Speaker 4: 09:13 Basically, uh, we haven't heard this, I haven't heard this specifically from the POA [inaudible], but police using unions generally have resisted anything that would increase scrutiny of, of their officer's performance on their jobs because they feel like the job is already hard enough. And, uh, you know, making it even more difficult, you know, especially when an officer's life is on the line. Intense situations. Um, would just make it impossible for them to do their jobs. Um, there's also a question of cost. As I mentioned earlier, I'm the independent budget analyst did review, um, most more recently this, um, the latest proposal and found that it would cost a couple of million dollars, um, per year. So the POA also mentioned last year that, you know, we have to weigh that factor as well as this something that is really worth our money. Now, how does San Diego stack up against the other major cities in California and how they review police behavior?

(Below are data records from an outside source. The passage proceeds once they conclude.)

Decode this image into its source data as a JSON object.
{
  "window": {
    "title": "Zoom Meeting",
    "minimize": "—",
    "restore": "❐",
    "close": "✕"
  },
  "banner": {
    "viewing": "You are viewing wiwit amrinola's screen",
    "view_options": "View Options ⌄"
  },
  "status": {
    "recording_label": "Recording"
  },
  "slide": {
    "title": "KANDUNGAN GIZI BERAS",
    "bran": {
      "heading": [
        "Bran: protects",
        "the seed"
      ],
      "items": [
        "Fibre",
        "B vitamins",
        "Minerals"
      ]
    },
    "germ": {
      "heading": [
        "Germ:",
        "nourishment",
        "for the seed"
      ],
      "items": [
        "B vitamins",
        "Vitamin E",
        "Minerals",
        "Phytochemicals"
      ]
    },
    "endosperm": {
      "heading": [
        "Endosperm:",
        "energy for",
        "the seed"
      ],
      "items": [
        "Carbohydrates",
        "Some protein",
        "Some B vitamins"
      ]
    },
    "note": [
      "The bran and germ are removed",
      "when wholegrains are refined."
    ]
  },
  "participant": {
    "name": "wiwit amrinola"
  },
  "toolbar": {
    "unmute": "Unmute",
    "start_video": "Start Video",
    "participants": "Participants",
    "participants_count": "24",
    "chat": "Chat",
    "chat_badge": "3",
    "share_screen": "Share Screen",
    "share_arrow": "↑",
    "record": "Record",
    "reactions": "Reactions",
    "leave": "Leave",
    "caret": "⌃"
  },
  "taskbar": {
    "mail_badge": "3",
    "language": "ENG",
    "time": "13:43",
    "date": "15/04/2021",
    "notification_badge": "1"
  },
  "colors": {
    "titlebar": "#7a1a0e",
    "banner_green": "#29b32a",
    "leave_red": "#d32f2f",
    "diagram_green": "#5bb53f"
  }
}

Speaker 4: 10:05 The review model of the San Diego's a CRB is not uncommon. You know, you allow the internal affairs to do their investigation and then there's this independent body that just does bet a second review of it. Several other cities have this model. Uh, but there are other cities that have a more robust, uh, process where there is an independent investigation. We heard earlier in the show about clerk, the County law enforcement review board, um, that does have the power to subpoena witnesses and conduct their own independent investigation. And those types of, of, uh, you know, that type of review model can actually lead to different outcomes as the council members suggested. I've been speaking with KPBS Metro reporter Andrew Bowen. Andrew. Thank you. Thank you, Maureen.
Speaker 5: 10:48 [inaudible].